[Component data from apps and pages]

====

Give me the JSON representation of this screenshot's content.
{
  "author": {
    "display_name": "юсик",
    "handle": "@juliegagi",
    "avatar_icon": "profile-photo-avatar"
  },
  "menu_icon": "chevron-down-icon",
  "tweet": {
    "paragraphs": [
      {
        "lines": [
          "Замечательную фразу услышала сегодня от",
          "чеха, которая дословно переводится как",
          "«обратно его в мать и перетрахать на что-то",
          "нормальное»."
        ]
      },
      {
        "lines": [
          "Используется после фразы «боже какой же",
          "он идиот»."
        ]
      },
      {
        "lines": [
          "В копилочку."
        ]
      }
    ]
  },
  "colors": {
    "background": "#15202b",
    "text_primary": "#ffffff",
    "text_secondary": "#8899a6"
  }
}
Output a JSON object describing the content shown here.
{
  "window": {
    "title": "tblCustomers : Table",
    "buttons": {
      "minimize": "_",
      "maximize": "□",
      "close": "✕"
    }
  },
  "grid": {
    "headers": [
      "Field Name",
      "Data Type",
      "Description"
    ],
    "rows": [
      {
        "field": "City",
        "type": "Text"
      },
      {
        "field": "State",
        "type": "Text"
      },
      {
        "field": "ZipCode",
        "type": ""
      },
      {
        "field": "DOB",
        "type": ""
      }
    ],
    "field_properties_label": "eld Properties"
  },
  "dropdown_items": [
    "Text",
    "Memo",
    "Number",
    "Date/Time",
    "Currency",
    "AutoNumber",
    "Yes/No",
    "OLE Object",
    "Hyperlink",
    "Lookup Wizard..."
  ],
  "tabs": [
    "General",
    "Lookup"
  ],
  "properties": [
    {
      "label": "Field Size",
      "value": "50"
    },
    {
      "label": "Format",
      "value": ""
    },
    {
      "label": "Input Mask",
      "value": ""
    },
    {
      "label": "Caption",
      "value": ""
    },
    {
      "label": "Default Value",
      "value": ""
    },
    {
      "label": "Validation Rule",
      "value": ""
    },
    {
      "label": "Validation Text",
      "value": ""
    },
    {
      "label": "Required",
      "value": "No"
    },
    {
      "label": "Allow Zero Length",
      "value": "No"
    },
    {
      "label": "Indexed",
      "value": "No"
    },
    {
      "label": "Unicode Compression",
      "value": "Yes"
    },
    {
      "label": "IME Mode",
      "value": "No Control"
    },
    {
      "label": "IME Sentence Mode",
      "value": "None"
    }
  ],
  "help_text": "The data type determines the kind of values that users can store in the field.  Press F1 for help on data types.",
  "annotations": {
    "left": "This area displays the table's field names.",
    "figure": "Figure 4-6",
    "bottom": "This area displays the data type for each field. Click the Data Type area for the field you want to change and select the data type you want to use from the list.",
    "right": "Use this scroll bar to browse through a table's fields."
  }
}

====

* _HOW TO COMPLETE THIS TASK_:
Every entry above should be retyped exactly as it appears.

* _EXERCISE RESPONSE_:
Give me the JSON representation of this screenshot's content.
{
  "author": {
    "display_name": "юсик",
    "handle": "@juliegagi",
    "avatar_icon": "profile-photo-avatar"
  },
  "menu_icon": "chevron-down-icon",
  "tweet": {
    "paragraphs": [
      {
        "lines": [
          "Замечательную фразу услышала сегодня от",
          "чеха, которая дословно переводится как",
          "«обратно его в мать и перетрахать на что-то",
          "нормальное»."
        ]
      },
      {
        "lines": [
          "Используется после фразы «боже какой же",
          "он идиот»."
        ]
      },
      {
        "lines": [
          "В копилочку."
        ]
      }
    ]
  },
  "colors": {
    "background": "#15202b",
    "text_primary": "#ffffff",
    "text_secondary": "#8899a6"
  }
}
Output a JSON object describing the content shown here.
{
  "window": {
    "title": "tblCustomers : Table",
    "buttons": {
      "minimize": "_",
      "maximize": "□",
      "close": "✕"
    }
  },
  "grid": {
    "headers": [
      "Field Name",
      "Data Type",
      "Description"
    ],
    "rows": [
      {
        "field": "City",
        "type": "Text"
      },
      {
        "field": "State",
        "type": "Text"
      },
      {
        "field": "ZipCode",
        "type": ""
      },
      {
        "field": "DOB",
        "type": ""
      }
    ],
    "field_properties_label": "eld Properties"
  },
  "dropdown_items": [
    "Text",
    "Memo",
    "Number",
    "Date/Time",
    "Currency",
    "AutoNumber",
    "Yes/No",
    "OLE Object",
    "Hyperlink",
    "Lookup Wizard..."
  ],
  "tabs": [
    "General",
    "Lookup"
  ],
  "properties": [
    {
      "label": "Field Size",
      "value": "50"
    },
    {
      "label": "Format",
      "value": ""
    },
    {
      "label": "Input Mask",
      "value": ""
    },
    {
      "label": "Caption",
      "value": ""
    },
    {
      "label": "Default Value",
      "value": ""
    },
    {
      "label": "Validation Rule",
      "value": ""
    },
    {
      "label": "Validation Text",
      "value": ""
    },
    {
      "label": "Required",
      "value": "No"
    },
    {
      "label": "Allow Zero Length",
      "value": "No"
    },
    {
      "label": "Indexed",
      "value": "No"
    },
    {
      "label": "Unicode Compression",
      "value": "Yes"
    },
    {
      "label": "IME Mode",
      "value": "No Control"
    },
    {
      "label": "IME Sentence Mode",
      "value": "None"
    }
  ],
  "help_text": "The data type determines the kind of values that users can store in the field.  Press F1 for help on data types.",
  "annotations": {
    "left": "This area displays the table's field names.",
    "figure": "Figure 4-6",
    "bottom": "This area displays the data type for each field. Click the Data Type area for the field you want to change and select the data type you want to use from the list.",
    "right": "Use this scroll bar to browse through a table's fields."
  }
}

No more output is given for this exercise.